Derrick’s dad gifted him some land and that led to a decision of sorts. Derrick teaches U.S. History at a high school in Lexington County. He has his summers free. His mom said, “You’ve got all that time off in the summer, why don’t you clear the land and grow peanuts?”

He cleared it. The land was a jungle said Derrick.

Then his dad passed along some sage advice. “Don’t grow peanuts. It’s a lot of work and will drive you crazy. Grow tomatoes,” he said remembering a Russian heirloom tomato a neighbor up the road had brought them. Derrick knew the tomato he is dad was referring to. He had made a sandwich from it. “Best tomato I’ve ever eaten.”
That Russian heirloom? It’s called a “Black From Tula.” It’s a big “black” tomato with 3- to 4-inch, slightly flattened, oblate, dark brown to purple fruit. It has deep green shoulders. Its flavor is heavenly, rich, slightly salty, with a smoky-fruit flavor. Another popular heirloom is the Marion, developed by the Clemson Extension Service in 1963. “Old timers love it,” said Derrick.
 
Derrick started out with twenty plants, doing a test run with eight varieties. Four failed but four did well. Today, Derrick grows mainline varieties with names as colorful as they are. Cherokee Purple, Black Krim (Crimean), German Johnson, a pink tomato, and perhaps the most colorful name of all, Radiator Charlie’s Mortgage Lifter.
 
“Radiator Charlie,” said Derrick, “owned land. That was the only thing he had. He had ethics and common sense but no education. He had will power and made a success of himself.”

Editor’s Note: In Part II, we learn what an heirloom tomato is and how they’re grown.


Derrick Gunter’s Tomato Sandwich Recipe
White Sunbeam Bread
Duke’s Mayonnaise only
Any fully ripe pink or black or mixture heirloom tomato
Salt & Pepper
Dry Beef






Have a comment on this story?

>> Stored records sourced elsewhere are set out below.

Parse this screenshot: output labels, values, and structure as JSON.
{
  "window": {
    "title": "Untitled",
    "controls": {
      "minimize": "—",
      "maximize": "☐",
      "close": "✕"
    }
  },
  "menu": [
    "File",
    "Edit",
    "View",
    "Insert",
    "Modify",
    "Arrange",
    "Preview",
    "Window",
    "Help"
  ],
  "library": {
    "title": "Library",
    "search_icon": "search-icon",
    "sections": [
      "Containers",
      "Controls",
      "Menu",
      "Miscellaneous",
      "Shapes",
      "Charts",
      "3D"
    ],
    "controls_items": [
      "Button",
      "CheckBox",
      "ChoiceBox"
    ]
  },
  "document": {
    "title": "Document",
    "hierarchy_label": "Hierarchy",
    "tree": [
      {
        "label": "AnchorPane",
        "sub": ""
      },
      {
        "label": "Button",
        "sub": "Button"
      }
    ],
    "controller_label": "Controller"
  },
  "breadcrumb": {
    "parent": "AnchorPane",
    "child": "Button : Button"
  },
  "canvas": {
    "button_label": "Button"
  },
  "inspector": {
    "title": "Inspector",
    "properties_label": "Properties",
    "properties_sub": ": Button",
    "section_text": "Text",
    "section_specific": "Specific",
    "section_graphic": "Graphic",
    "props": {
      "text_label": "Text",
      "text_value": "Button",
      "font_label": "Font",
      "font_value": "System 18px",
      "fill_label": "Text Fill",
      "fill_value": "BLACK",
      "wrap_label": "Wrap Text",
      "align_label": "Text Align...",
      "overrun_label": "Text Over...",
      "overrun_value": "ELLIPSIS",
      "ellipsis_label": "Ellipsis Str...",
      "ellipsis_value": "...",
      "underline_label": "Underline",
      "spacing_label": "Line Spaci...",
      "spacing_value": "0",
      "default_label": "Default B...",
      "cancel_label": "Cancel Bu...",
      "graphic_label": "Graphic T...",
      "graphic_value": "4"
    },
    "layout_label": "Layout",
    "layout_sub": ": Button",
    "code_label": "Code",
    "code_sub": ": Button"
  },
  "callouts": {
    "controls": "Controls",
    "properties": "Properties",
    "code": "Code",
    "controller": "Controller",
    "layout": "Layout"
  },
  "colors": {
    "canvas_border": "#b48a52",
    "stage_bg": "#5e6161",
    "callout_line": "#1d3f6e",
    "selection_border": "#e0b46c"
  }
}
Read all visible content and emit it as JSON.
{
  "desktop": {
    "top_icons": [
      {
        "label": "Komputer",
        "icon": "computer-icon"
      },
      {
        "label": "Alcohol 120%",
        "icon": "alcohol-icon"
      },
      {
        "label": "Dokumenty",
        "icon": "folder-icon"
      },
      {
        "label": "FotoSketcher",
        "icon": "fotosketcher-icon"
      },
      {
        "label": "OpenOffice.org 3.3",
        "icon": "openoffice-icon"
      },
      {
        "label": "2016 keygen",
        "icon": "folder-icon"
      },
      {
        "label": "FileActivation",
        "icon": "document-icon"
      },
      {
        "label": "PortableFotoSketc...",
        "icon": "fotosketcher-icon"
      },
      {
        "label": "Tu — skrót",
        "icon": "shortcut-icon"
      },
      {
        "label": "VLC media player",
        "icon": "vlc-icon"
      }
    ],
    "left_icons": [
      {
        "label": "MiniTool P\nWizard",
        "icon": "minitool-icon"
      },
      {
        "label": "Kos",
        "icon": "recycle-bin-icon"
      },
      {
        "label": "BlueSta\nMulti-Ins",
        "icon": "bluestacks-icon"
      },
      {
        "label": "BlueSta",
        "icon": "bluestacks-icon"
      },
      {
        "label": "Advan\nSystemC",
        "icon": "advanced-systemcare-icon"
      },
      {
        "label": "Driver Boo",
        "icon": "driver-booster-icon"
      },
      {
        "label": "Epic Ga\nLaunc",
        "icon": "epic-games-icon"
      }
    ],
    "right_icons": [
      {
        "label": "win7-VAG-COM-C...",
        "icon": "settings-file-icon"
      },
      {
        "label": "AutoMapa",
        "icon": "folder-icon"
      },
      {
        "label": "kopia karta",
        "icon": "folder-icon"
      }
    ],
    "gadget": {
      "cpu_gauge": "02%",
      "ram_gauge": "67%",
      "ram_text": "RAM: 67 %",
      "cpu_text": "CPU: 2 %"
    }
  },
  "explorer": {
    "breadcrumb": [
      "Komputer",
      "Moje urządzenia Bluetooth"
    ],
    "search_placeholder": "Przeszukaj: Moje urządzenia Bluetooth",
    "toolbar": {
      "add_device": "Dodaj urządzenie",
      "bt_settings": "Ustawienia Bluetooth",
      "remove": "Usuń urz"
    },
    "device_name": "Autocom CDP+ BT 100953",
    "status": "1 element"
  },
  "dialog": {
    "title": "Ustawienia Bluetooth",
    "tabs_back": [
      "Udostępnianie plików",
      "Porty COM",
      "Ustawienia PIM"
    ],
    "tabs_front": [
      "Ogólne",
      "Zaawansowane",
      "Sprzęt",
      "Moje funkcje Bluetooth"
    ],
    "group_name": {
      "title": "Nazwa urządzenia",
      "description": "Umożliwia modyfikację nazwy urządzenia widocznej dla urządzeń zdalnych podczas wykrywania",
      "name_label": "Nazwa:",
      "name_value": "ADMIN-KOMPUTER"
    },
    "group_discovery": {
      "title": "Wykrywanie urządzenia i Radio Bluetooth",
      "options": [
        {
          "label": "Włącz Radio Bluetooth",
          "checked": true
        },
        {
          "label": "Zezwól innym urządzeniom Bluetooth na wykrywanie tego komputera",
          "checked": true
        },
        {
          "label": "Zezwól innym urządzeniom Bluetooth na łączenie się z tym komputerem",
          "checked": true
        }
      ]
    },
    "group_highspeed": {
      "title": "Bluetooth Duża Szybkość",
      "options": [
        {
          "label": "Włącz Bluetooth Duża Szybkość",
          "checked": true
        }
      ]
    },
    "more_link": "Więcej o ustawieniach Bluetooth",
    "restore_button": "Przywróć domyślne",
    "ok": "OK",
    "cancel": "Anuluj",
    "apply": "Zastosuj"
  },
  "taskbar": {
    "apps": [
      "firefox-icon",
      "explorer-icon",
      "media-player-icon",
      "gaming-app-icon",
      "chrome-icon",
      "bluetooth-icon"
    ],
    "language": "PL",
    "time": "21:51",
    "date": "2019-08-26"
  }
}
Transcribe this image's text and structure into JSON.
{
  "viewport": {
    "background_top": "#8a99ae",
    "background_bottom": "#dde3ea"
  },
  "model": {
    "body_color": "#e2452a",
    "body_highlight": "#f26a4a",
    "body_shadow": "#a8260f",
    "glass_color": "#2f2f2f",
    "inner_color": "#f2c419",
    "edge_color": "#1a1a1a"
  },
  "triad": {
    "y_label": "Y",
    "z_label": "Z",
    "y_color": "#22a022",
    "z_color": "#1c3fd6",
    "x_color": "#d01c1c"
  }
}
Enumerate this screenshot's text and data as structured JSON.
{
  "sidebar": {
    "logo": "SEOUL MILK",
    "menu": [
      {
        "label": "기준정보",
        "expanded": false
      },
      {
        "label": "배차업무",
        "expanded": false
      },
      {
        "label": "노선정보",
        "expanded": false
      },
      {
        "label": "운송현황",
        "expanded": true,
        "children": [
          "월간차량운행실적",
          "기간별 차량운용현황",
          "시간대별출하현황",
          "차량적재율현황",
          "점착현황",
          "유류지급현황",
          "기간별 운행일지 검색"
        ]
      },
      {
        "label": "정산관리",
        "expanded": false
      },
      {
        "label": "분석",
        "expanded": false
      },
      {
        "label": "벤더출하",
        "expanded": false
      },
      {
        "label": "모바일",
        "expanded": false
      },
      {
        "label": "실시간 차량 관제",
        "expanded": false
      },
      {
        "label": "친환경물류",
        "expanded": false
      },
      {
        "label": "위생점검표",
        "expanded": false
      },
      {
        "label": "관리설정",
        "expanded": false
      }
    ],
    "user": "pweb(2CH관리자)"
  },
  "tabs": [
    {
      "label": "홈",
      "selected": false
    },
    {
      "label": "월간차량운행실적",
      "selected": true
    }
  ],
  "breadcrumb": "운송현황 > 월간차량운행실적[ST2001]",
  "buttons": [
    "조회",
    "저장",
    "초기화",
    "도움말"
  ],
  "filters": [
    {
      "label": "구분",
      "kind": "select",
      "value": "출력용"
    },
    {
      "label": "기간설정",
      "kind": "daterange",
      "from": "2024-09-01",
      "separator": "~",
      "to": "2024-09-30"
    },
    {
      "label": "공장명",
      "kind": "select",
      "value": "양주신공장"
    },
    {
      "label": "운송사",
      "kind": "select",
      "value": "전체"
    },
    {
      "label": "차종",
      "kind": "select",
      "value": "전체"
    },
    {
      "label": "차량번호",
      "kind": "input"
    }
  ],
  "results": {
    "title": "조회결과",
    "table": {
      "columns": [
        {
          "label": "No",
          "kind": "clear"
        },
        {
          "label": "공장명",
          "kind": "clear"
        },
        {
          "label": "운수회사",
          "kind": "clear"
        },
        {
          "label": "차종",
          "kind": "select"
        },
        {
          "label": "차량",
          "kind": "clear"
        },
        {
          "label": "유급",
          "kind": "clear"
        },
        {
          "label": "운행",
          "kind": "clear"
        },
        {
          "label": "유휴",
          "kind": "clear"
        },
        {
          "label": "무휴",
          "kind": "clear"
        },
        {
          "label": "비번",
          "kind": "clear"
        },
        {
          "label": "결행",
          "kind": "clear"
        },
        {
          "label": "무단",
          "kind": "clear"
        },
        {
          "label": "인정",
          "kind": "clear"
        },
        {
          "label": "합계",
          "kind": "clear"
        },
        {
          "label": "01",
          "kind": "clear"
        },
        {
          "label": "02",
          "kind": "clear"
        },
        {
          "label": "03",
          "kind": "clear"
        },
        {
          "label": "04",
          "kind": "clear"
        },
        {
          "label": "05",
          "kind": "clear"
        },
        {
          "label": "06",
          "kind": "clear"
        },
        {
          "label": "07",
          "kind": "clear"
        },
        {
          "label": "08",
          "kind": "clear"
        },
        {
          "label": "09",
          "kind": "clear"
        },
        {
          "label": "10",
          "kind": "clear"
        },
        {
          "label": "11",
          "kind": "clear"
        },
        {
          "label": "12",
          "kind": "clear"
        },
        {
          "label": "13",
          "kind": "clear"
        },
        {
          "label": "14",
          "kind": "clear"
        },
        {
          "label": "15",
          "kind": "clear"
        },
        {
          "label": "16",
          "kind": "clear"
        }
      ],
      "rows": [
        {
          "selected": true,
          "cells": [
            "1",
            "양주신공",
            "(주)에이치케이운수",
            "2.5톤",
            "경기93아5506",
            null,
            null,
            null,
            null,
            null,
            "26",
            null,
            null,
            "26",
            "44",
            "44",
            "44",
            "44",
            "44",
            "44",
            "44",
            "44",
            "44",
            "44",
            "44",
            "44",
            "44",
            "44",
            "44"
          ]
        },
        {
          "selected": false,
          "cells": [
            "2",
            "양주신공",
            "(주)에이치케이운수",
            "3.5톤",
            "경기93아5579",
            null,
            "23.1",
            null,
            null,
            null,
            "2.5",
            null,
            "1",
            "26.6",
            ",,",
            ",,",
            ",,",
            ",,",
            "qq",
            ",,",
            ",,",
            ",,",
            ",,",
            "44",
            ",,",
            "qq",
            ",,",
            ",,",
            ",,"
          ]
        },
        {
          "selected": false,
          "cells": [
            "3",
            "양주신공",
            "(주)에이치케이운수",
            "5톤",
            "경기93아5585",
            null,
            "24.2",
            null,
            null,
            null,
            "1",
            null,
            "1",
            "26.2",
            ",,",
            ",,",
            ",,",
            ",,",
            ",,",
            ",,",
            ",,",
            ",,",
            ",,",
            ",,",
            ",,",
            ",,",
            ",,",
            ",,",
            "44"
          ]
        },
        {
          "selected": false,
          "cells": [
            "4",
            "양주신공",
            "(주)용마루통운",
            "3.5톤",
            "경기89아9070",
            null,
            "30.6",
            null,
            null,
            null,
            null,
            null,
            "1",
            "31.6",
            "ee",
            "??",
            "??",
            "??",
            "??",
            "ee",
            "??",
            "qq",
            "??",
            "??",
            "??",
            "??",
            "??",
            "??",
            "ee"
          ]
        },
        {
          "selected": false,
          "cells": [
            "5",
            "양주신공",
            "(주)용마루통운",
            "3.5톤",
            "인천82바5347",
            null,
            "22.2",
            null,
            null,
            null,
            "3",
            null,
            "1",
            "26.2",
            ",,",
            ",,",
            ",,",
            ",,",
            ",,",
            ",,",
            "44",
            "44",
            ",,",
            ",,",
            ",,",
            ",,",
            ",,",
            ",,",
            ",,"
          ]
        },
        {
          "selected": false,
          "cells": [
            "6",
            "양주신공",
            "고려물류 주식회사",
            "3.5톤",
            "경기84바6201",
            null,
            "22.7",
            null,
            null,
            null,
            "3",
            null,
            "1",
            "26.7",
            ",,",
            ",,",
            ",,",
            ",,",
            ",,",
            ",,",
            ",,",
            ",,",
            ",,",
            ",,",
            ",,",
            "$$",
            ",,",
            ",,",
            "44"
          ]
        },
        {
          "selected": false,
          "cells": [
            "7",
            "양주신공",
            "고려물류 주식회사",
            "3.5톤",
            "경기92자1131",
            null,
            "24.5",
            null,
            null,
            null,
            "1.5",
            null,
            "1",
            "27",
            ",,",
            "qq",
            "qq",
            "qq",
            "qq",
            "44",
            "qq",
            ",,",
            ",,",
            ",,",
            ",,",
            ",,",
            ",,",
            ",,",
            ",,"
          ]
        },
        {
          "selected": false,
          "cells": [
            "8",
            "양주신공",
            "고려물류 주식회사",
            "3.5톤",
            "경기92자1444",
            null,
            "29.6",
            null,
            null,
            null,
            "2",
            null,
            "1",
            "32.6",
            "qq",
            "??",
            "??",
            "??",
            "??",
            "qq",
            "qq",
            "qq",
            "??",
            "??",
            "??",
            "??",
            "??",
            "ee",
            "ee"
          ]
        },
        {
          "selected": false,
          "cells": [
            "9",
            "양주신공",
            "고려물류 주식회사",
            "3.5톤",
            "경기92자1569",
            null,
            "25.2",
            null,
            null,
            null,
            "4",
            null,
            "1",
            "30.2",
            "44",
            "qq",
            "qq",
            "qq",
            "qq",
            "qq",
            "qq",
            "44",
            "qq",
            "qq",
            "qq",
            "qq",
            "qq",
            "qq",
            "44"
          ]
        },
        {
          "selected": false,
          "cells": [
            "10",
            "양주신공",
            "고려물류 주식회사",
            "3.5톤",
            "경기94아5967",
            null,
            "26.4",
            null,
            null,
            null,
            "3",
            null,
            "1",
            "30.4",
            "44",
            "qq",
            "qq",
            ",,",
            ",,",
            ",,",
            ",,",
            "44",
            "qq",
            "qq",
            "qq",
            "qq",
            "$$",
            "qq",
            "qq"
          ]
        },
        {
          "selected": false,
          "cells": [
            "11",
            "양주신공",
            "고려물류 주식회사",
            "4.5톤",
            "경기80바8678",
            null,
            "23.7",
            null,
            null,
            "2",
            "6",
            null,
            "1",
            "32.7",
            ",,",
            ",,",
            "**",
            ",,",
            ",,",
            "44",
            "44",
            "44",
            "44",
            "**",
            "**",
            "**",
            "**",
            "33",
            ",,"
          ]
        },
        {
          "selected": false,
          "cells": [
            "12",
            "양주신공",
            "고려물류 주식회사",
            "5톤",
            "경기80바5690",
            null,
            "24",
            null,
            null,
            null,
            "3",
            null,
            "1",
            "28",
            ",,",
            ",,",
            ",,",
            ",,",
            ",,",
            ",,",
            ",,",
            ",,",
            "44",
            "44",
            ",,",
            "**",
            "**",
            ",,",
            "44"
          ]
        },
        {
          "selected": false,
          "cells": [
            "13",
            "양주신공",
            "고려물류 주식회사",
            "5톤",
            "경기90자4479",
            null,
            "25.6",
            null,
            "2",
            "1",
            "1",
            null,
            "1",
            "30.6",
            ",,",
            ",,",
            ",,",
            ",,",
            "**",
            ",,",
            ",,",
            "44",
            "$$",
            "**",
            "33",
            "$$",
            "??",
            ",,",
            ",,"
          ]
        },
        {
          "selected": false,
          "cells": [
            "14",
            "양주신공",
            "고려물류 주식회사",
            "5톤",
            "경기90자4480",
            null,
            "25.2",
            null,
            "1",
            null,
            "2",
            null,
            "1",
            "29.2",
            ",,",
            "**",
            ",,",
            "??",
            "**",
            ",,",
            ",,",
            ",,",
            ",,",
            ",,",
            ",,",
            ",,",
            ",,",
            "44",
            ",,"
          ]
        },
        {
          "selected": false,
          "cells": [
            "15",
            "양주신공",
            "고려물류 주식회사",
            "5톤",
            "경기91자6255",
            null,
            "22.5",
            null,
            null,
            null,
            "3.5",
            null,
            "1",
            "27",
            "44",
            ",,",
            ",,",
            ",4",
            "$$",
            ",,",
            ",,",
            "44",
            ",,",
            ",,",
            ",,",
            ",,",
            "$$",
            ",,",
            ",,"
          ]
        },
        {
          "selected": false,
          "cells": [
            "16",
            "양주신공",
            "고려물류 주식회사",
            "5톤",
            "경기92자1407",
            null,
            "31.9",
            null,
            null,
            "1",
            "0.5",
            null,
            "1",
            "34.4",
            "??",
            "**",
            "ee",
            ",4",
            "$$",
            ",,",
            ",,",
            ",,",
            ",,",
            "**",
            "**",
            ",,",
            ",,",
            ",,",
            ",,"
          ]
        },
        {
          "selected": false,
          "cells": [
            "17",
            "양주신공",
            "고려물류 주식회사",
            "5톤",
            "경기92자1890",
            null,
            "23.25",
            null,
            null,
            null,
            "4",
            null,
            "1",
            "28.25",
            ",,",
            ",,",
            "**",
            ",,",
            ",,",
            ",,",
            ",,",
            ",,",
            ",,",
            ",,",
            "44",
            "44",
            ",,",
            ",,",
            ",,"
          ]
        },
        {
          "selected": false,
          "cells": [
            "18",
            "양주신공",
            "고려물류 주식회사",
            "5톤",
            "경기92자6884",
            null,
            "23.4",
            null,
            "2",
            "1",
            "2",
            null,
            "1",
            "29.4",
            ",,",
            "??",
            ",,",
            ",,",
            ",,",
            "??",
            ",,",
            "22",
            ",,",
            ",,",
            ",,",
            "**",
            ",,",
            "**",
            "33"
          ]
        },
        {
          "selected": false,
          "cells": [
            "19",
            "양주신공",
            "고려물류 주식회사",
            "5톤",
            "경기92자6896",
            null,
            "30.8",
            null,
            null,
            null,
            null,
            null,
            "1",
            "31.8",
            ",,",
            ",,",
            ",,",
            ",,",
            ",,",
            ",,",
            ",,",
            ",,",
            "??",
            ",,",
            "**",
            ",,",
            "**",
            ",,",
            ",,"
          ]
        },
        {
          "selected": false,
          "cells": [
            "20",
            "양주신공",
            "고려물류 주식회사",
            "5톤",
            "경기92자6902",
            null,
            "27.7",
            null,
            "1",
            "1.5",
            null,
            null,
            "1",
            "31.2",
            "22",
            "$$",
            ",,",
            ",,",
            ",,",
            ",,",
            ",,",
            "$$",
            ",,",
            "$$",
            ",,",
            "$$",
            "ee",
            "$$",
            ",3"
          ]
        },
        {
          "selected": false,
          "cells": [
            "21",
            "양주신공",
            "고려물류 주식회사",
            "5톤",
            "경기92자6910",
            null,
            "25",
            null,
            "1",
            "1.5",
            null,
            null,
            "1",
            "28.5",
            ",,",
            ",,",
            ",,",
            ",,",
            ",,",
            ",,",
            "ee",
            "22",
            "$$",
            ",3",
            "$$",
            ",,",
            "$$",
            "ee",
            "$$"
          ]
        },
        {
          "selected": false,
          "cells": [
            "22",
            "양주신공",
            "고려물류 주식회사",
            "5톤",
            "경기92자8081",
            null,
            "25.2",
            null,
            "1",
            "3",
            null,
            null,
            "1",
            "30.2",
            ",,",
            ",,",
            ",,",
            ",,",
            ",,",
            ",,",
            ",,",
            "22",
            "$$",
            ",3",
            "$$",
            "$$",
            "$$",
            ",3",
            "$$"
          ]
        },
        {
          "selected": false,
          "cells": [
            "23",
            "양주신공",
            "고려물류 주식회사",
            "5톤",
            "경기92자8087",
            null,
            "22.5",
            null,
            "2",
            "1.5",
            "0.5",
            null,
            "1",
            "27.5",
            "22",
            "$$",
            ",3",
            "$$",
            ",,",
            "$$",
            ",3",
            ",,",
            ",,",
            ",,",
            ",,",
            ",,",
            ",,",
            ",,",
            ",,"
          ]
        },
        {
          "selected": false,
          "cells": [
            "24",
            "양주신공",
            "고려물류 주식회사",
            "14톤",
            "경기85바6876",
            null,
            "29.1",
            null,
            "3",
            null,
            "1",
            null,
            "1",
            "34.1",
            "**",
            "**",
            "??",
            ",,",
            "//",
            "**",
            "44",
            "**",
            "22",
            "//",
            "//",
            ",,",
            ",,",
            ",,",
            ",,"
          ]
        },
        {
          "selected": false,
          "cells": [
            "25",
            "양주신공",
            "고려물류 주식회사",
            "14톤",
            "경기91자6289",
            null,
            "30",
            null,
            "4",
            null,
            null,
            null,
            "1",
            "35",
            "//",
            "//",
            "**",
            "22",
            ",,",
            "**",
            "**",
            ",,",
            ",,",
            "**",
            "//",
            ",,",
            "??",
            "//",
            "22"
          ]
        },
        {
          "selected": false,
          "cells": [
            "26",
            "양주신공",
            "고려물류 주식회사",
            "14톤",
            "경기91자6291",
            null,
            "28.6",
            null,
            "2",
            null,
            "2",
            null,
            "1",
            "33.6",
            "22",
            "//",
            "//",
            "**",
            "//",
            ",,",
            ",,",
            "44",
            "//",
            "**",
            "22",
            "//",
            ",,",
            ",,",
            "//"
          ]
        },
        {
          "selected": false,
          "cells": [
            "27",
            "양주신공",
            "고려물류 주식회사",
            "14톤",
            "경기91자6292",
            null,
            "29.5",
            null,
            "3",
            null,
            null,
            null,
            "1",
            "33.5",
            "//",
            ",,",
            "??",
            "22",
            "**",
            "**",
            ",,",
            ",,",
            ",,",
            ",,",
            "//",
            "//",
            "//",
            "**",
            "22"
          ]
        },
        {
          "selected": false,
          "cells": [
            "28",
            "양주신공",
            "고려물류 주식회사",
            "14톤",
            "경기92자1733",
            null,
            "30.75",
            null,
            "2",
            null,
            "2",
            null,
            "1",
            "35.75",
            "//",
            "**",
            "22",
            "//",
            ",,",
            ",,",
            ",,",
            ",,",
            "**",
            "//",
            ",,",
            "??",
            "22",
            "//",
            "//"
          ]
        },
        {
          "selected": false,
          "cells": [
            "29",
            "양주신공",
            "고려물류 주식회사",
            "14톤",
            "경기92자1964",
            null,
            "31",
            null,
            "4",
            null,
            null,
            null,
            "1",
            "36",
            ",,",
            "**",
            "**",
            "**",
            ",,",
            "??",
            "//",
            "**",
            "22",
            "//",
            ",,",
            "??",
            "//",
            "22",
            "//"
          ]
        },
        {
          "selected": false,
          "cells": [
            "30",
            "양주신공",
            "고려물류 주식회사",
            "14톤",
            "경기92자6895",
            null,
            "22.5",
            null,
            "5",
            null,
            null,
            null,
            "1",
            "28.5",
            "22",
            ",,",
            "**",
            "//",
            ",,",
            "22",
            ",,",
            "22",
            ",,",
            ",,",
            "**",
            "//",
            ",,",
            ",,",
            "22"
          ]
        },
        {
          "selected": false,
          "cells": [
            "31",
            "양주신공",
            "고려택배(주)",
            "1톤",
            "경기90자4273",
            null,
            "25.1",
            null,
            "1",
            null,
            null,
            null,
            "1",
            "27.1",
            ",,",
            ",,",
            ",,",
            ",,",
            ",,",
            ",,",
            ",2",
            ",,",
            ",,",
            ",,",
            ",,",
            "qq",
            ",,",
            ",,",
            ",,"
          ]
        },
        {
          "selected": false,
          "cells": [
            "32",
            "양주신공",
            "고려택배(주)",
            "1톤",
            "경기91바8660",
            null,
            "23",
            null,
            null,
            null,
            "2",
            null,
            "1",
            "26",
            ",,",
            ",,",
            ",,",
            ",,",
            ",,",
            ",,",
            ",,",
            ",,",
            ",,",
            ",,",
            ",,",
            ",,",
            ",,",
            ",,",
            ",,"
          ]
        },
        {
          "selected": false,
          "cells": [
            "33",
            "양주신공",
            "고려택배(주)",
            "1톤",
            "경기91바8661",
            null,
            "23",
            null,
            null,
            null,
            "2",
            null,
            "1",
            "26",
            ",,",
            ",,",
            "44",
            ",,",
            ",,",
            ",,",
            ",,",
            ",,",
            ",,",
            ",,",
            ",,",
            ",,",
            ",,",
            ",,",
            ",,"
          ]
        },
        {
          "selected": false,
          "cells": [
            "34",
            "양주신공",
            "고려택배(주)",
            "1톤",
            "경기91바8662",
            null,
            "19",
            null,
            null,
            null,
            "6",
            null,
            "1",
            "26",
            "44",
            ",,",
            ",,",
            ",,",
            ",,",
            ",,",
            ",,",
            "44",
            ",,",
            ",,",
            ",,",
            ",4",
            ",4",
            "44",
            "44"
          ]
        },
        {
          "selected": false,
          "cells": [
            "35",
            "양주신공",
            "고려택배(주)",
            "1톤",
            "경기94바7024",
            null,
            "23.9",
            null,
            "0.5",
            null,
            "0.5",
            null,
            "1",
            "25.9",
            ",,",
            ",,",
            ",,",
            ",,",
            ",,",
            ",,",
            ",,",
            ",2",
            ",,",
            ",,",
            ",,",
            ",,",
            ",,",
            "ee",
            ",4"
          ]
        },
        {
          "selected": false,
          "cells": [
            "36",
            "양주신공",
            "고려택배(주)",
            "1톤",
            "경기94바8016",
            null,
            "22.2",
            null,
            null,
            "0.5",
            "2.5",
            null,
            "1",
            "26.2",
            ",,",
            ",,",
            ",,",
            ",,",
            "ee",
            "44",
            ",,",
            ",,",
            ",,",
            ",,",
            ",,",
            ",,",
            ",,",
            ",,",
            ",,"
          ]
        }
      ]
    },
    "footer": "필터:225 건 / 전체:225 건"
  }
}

Email the Editor with your comment to be placed in the Wandering Minds reader comment page.

For all past articles please visit our Archives

© Copyright 2015 - All material is property of Edgefield Daily and/or parent company ECL and cannot be reproduced, rewritten or redistributed without expressed written permission.












+